Could you please find each line in the records that contains the word "button" and copy it?

==*==

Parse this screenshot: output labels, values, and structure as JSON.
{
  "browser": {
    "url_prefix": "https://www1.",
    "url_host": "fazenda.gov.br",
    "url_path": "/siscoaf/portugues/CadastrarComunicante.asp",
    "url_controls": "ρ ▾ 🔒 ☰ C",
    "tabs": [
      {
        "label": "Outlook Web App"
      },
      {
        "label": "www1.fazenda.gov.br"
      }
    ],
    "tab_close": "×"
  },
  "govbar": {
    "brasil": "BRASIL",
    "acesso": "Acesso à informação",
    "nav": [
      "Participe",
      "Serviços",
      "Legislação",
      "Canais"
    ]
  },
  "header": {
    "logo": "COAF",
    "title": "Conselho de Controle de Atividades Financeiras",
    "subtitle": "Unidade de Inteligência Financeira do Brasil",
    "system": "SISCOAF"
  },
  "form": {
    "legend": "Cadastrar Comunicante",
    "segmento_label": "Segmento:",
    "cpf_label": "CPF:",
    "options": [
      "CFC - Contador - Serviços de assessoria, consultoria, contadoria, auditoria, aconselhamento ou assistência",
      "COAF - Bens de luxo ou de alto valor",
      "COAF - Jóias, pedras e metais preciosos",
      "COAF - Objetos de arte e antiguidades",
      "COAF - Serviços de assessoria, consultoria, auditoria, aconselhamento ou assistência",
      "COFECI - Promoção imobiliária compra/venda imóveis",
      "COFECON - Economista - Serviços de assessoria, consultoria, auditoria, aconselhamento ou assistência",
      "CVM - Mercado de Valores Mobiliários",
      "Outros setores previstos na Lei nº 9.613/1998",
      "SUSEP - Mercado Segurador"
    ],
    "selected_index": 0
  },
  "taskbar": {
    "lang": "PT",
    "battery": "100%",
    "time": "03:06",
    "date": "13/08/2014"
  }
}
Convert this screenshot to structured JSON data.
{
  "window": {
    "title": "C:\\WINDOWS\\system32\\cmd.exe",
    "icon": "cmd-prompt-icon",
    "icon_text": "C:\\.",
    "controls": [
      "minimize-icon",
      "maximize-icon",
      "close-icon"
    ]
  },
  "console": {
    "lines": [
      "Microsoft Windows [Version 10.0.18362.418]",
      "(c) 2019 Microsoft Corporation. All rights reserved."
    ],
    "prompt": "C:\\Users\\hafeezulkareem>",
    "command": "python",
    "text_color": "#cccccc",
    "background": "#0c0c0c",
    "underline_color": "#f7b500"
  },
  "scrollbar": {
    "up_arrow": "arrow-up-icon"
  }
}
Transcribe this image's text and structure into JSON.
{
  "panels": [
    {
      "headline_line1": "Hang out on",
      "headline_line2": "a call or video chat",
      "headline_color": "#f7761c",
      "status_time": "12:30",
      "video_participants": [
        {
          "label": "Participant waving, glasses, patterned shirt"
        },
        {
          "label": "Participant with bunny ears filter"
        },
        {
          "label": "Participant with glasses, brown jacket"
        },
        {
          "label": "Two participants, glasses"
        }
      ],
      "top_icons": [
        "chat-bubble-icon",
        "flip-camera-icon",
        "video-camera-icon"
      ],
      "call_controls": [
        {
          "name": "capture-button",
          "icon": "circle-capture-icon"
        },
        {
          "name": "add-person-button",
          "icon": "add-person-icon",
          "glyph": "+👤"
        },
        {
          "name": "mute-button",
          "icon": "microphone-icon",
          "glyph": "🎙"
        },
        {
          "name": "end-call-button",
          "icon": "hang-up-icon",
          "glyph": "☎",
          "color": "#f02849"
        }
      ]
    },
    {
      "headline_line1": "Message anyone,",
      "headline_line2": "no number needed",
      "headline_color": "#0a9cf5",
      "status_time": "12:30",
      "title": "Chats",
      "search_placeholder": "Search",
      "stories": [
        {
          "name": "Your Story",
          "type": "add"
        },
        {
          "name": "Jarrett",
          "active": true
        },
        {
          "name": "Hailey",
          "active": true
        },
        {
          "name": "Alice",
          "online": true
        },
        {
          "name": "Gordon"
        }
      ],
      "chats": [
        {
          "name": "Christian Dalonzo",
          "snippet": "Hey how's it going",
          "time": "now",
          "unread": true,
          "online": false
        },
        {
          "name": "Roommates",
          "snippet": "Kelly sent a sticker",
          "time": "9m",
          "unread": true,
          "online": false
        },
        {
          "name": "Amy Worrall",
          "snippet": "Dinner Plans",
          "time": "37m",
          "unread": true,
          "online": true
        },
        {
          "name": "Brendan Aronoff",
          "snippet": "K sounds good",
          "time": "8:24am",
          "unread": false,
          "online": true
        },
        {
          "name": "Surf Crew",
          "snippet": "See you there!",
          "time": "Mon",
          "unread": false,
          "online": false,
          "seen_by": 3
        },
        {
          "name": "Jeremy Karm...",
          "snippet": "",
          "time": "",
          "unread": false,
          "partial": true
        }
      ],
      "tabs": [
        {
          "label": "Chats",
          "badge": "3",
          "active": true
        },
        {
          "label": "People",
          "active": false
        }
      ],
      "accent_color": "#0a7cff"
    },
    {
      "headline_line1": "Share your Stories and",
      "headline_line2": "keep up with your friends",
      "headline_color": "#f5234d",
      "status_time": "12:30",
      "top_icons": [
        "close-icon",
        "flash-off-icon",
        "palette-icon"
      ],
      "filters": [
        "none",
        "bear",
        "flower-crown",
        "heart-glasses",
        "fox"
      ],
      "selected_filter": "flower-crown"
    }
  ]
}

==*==

:: Answer for the task ::
          "name": "capture-button",
          "name": "add-person-button",
          "name": "mute-button",
          "name": "end-call-button",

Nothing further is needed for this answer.